Any time my year-end list starts with more than 20 candidates, it’s been a pretty metal year for me. That was the case for 2013
Post Tagged with: "All-Star Lists"
Never mind that our readers’ top pick for 2013 was actually published on December 27, 2011. It’s part of a trend involving a certain mop-topped bunch.
Old lions — namely Wayne Shorter, Boz Scaggs and James Cotton — certainly roared in 2013, putting out some of the most vital, present music of their careers.
Somehow, I ended up with a fair amount of country-ish material on this year’s list. How did that happen?
S. Victor Aaron’s Best of 2013 (Part 3 of 4, Avant Garde & Experimental Music): Ben Goldberg, Ceramic Dog
I used to call this the “whack jazz” (or is that “wack” jazz?) list, but I found that term to be too restrictive for what’s being presented below.
The Band is revealed in all of its muscular, almost (but never completely) out-of-control on-stage glory — bolstered, in a meeting of musical worlds, by these stabbing horn charts from Allen Toussaint.
Mark Saleski’s Best of 2013 (Jazz): Bill Frisell, Mary Halvorson, Mort Weiss, John Zorn, Pat Metheny
People like to make that joke about jazz not being dead — no, it just smells funny; har, har … oh, so clever — or they cling to the belief that nothing new has happened
S. Victor Aaron’s Best of 2013 (Part 2 of 4, Modern & Mainstream Jazz): Chris Potter, Rudresh Mahanthappa
There’s been a ton of great modern and mainstream jazz albums released this year, coming from stalwarts and newcomers alike.
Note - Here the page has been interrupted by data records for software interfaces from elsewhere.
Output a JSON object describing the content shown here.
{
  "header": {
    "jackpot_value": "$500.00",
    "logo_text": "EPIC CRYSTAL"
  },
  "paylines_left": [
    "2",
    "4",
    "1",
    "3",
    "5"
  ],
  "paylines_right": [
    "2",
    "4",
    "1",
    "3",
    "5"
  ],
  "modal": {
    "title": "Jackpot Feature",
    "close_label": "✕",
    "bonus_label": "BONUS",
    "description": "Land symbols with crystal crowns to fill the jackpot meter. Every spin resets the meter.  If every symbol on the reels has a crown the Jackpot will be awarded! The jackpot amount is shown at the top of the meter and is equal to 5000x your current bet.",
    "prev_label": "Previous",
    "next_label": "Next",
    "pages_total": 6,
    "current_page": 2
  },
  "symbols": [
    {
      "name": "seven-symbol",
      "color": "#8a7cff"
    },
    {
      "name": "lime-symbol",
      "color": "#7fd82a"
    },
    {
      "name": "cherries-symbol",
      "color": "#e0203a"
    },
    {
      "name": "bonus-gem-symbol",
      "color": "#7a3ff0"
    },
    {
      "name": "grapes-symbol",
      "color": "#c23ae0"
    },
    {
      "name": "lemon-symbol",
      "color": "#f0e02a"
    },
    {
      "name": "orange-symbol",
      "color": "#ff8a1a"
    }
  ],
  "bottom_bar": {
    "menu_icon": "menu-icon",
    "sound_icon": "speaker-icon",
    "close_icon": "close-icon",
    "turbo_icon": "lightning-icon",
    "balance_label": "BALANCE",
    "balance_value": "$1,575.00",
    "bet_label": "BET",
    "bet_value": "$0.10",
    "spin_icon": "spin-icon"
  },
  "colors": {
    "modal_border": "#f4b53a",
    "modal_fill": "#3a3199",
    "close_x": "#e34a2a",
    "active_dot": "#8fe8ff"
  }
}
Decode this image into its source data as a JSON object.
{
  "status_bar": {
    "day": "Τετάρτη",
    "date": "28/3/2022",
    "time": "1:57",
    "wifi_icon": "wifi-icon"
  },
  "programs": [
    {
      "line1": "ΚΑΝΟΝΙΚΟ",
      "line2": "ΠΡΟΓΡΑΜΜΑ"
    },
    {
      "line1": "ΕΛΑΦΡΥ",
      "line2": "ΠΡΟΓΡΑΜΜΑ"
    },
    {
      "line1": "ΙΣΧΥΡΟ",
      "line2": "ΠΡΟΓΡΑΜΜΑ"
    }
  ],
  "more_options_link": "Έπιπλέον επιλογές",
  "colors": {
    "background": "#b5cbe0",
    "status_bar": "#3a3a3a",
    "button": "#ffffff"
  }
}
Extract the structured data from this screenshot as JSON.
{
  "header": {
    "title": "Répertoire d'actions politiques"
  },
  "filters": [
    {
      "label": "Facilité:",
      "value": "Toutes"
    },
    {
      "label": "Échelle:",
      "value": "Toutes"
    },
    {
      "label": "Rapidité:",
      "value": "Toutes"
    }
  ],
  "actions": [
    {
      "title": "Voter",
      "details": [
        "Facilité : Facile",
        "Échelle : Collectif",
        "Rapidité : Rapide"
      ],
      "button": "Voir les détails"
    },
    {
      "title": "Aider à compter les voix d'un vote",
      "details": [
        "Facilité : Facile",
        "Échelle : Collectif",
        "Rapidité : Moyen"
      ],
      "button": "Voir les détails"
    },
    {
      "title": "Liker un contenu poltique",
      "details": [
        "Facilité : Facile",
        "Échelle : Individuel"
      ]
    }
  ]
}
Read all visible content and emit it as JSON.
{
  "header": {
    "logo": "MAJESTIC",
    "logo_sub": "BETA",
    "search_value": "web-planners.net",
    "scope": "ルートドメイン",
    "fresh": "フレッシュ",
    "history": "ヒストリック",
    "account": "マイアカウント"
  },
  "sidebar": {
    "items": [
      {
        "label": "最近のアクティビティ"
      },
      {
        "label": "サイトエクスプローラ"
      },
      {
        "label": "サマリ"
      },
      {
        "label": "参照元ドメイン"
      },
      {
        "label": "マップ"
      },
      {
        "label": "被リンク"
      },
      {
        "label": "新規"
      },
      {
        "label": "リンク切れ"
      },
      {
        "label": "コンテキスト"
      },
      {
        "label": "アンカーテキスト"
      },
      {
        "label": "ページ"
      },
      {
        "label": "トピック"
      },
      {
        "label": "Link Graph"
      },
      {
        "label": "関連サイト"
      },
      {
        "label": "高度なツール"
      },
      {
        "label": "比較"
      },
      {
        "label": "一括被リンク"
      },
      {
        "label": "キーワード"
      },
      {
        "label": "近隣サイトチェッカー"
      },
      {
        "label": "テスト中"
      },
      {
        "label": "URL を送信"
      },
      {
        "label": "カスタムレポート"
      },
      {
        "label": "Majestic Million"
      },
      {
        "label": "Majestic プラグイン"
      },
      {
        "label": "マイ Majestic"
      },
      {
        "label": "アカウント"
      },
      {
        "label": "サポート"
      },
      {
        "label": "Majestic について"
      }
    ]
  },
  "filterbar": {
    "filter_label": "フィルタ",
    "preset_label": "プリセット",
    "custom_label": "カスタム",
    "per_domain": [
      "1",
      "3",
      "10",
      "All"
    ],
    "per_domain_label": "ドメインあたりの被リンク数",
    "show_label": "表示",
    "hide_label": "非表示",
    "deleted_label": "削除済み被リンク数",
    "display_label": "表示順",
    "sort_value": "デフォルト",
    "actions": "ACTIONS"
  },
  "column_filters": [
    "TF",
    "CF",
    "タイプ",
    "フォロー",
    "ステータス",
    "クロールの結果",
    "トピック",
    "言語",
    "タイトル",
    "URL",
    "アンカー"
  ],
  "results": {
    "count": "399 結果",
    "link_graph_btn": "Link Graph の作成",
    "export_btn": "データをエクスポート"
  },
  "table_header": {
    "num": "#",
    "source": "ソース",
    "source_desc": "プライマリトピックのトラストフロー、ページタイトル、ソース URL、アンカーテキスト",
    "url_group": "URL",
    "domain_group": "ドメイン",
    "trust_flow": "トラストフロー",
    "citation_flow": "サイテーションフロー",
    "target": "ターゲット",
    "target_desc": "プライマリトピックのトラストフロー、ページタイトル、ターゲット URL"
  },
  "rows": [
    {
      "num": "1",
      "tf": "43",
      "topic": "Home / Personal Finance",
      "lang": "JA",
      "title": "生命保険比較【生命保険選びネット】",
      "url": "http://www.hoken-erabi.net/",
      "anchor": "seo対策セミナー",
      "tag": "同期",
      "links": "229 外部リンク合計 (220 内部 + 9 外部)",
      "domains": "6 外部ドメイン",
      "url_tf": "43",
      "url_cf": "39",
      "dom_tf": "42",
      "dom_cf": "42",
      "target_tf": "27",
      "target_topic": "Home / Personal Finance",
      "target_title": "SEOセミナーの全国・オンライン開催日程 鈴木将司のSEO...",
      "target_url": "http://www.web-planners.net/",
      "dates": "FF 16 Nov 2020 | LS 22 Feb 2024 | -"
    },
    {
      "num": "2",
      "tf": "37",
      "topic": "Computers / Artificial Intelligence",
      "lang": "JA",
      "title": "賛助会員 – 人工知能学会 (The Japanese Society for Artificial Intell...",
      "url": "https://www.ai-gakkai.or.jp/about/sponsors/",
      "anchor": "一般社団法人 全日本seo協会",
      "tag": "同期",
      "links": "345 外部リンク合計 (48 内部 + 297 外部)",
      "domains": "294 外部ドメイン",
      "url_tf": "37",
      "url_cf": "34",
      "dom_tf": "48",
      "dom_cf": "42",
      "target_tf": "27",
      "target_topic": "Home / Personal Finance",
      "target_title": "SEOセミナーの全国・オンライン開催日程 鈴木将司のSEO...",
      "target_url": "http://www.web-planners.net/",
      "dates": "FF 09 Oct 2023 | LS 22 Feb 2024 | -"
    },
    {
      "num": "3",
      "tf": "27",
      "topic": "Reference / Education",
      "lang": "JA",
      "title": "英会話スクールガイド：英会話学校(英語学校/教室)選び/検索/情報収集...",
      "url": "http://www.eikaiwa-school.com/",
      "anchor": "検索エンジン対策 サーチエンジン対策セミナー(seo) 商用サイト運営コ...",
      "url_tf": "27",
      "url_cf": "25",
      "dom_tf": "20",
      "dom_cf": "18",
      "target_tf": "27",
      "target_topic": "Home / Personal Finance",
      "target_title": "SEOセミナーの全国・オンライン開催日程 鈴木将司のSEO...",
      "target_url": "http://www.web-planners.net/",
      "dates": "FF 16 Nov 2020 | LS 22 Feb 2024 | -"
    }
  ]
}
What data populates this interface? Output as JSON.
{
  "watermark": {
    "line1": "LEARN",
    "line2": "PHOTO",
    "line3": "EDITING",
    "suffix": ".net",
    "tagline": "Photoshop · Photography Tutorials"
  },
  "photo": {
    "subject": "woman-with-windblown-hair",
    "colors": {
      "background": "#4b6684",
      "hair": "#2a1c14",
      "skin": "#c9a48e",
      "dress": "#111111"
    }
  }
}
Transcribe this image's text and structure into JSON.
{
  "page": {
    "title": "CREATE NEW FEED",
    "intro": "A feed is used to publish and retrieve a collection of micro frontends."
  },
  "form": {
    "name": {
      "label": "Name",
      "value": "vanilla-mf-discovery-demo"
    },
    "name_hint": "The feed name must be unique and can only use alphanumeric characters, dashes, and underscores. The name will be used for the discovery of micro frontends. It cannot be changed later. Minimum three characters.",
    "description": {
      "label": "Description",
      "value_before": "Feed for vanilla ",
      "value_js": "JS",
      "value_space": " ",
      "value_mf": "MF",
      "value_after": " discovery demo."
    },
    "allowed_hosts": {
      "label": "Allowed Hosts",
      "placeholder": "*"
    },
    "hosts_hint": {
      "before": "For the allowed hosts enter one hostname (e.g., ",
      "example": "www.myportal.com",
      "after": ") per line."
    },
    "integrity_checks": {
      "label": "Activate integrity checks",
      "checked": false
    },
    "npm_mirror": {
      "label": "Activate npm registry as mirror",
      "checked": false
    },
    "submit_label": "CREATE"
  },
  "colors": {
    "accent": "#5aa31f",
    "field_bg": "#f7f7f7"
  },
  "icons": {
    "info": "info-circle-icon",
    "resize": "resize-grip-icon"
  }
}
It’s not just tradition being upheld with grace and passion, there were loads of creative spurts by newcomers and stalwarts alike
S. Victor Aaron’s Best of 2013 (Part 1 of 4, Non-Jazz): Harper/ Musselwhite, Robert Randoph, Steven Wilson
With so many major releases typically timed go on sale to take advantage of the holiday shopping season, you’d think that most of the choicest music of any given year are records issued during the September-November timeframe.
Artists reclaimed their thrones in 2013, did things they were supposed to do in the way they were supposed to do them. Sounded, if nothing else, like their very own glorious selves.